As for James Leverton, he never got any higher than AA in the Cubs chain.  The former 8th round pick in 2008 and Peoria Chief eventually got as close as AAA in 2013 within the Marlins organization; however, he was out of professional baseball by the end of 2014.

With these 2014 Pro Debut singles, you can see that things were starting to look a little better for the Cubs, two years into the reign of Theo Epstein.  Jeimer Candelario remains a top prospect (with power and trade value) who made his Major League debut this summer (he'll join Vitters in that "Nothing Major" binder).  Meanwhile, Dillon Maples is still an intriguing arm, but can't seem to stay healthy and is starting to run out of time.  But, there's still a chance the high-upside arm pays off.

Unfortunately, for our next 2014 Pro Debut guest, the clock has already struck midnight:

Chadd Krist was drafted in the 9th round of the 2012 draft and never made it past backup catcher status in any level of the Cubs chain and topped out with the high-A Daytona Cubs in 2014, as seen in this card.  He eventually found his way over to the Marlins org and then, briefly, the White Sox, but was cut by the latter after Spring Training.  According to LinkedIn, Chad has now joined the ranks of the rest of us working stiffs.

Regardless of how their careers turned out, I quite enjoy flipping through minor league cards.  The unfamiliar team names and uniforms, seeing MLB'ers before they made it, the opportunity to research obscure names... they're just fun.  Gavin obviously did his research on me when crafting this collation.

Of course, if looking at those Pro Debut cards made anything clear, it's that prospecting is an inherently risky business.  One never knows how a minor leaguer's career is going to turn out, no matter how talented or high-profile they are.  Thus, I'm only into minor cards for the novelty, not the investment factor.

On the opposite end of the spectrum, tried and true vintage will always be a safe bet.  After all, rarely do I get a card as old as 1960 in a PWE trade - this "original" Frank Thomas beauty was both a surprise and a welcome sight!  Even if it pictures him with the Cincinnati Reds; I mean, how can anyone not enjoy seeing that old school, cuddly Cubs logo in the corner?

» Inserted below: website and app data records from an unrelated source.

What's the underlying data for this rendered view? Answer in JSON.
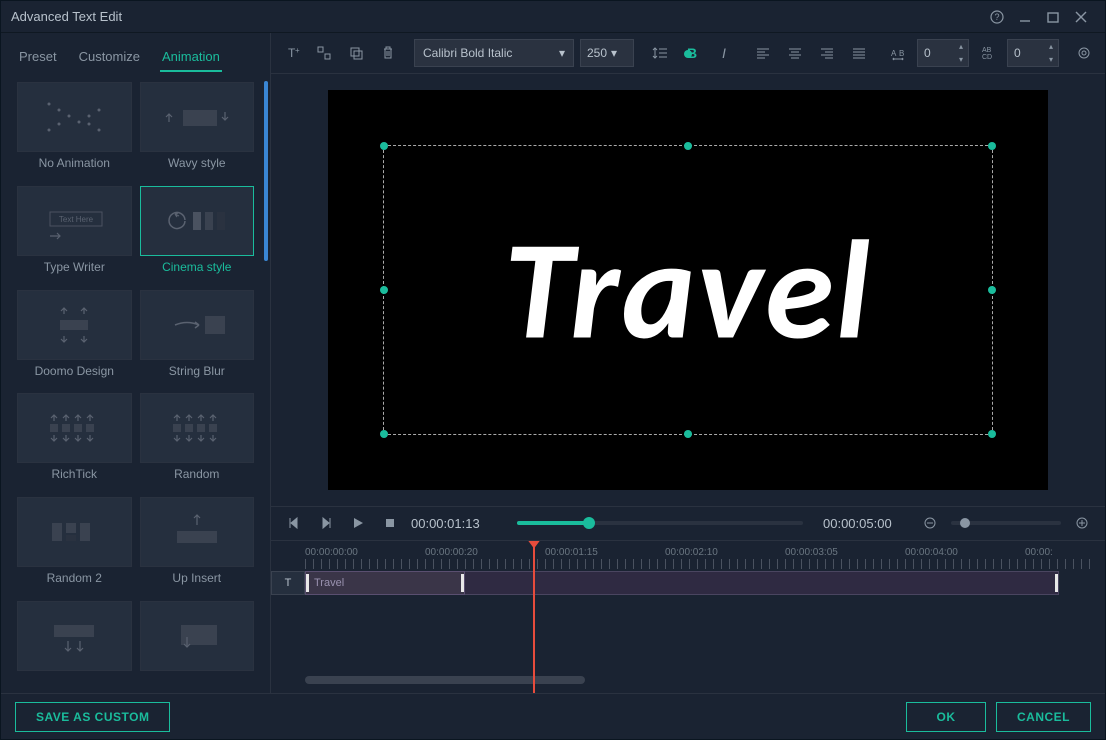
{
  "window": {
    "title": "Advanced Text Edit"
  },
  "tabs": {
    "preset": "Preset",
    "customize": "Customize",
    "animation": "Animation",
    "active": "animation"
  },
  "presets": [
    {
      "name": "No Animation"
    },
    {
      "name": "Wavy style"
    },
    {
      "name": "Type Writer",
      "hint": "Text Here"
    },
    {
      "name": "Cinema style",
      "selected": true
    },
    {
      "name": "Doomo Design"
    },
    {
      "name": "String Blur"
    },
    {
      "name": "RichTick"
    },
    {
      "name": "Random"
    },
    {
      "name": "Random 2"
    },
    {
      "name": "Up Insert"
    }
  ],
  "toolbar": {
    "font": "Calibri Bold Italic",
    "size": "250",
    "bold_color": "#1abc9c",
    "spacing1": "0",
    "spacing2": "0"
  },
  "canvas": {
    "text": "Travel"
  },
  "playback": {
    "current": "00:00:01:13",
    "duration": "00:00:05:00"
  },
  "timeline": {
    "marks": [
      "00:00:00:00",
      "00:00:00:20",
      "00:00:01:15",
      "00:00:02:10",
      "00:00:03:05",
      "00:00:04:00",
      "00:00:"
    ],
    "track_label": "T",
    "clip_name": "Travel"
  },
  "footer": {
    "save": "SAVE AS CUSTOM",
    "ok": "OK",
    "cancel": "CANCEL"
  }
}
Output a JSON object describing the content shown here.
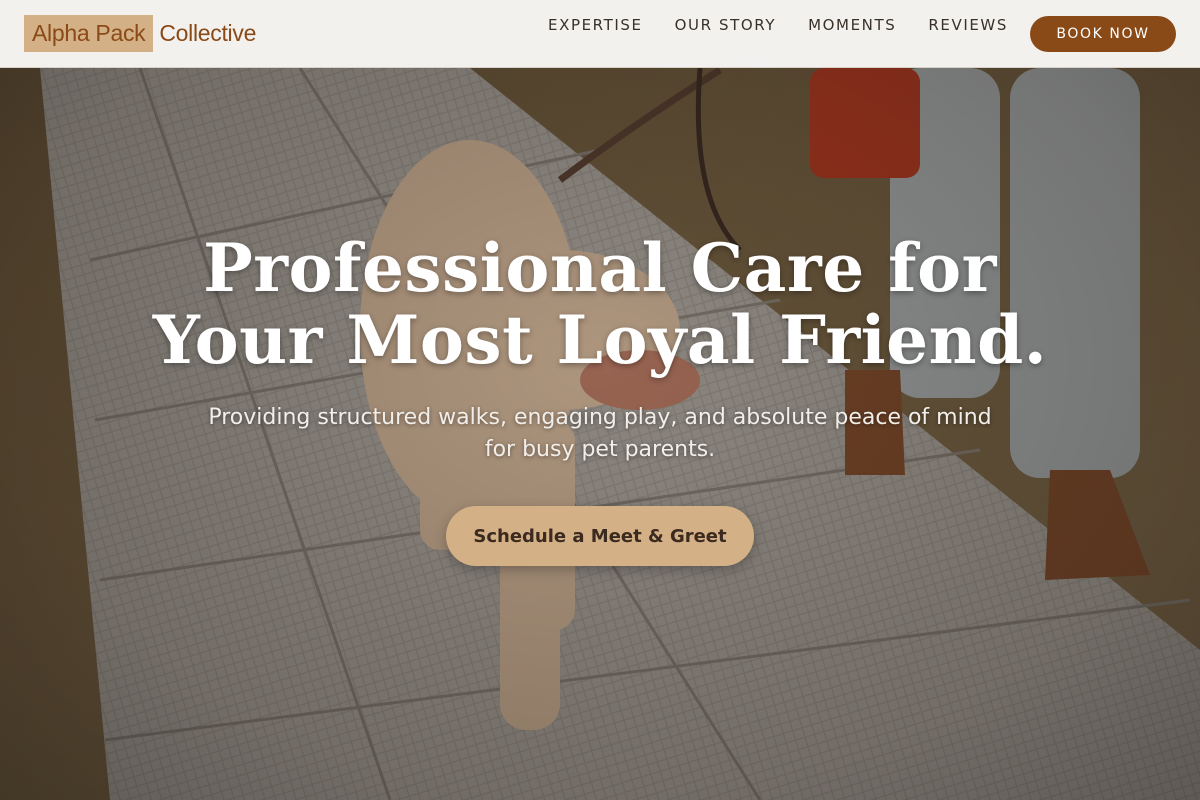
{
  "brand": {
    "logo_highlight": "Alpha Pack",
    "logo_rest": "Collective",
    "colors": {
      "accent_brown": "#8a4a17",
      "accent_tan": "#d4b086"
    }
  },
  "nav": {
    "links": [
      {
        "label": "EXPERTISE"
      },
      {
        "label": "OUR STORY"
      },
      {
        "label": "MOMENTS"
      },
      {
        "label": "REVIEWS"
      }
    ],
    "cta_label": "BOOK NOW"
  },
  "hero": {
    "headline_line1": "Professional Care for",
    "headline_line2": "Your Most Loyal Friend.",
    "subhead_line1": "Providing structured walks, engaging play, and absolute peace of mind",
    "subhead_line2": "for busy pet parents.",
    "cta_label": "Schedule a Meet & Greet"
  }
}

With that, we've reached the conclusion of Gavin's trade envelope and what a PWE it was.  All in all, I walked away with three expertly-crafted customs, two additions to my "Nothing Major" collection, a vintage semi-star, and every single card contained within was new to me.  What more can a collector ask for?  Gavin - I hope what I sent your way came at least close to matching the fun I had opening your mailing.

The only thing that's more fun that rifling through an awesome trade package would be a few more World Series wins by the Cubs.  Here's hoping Kyle Hendricks can continue the fun at Wrigley on Thursday.

Go Cubs!


  1. Glad you like!
    The Geovany Soto is indeed a refractor parallel.
    The Scully is a rejected custom (my ink was running out) and so I just used it as scratch paper ("thanks for the trade" note on the back).

  2. It's funny how Berkman, who easily had the best career of the three on that card, is the one to get a big ol' foil "2000 Opening Day" logo stamped on him.

    What, you mean the "C" on Frank Thomas' cap doesn't stand for "Chicago" *or* "Cubs"????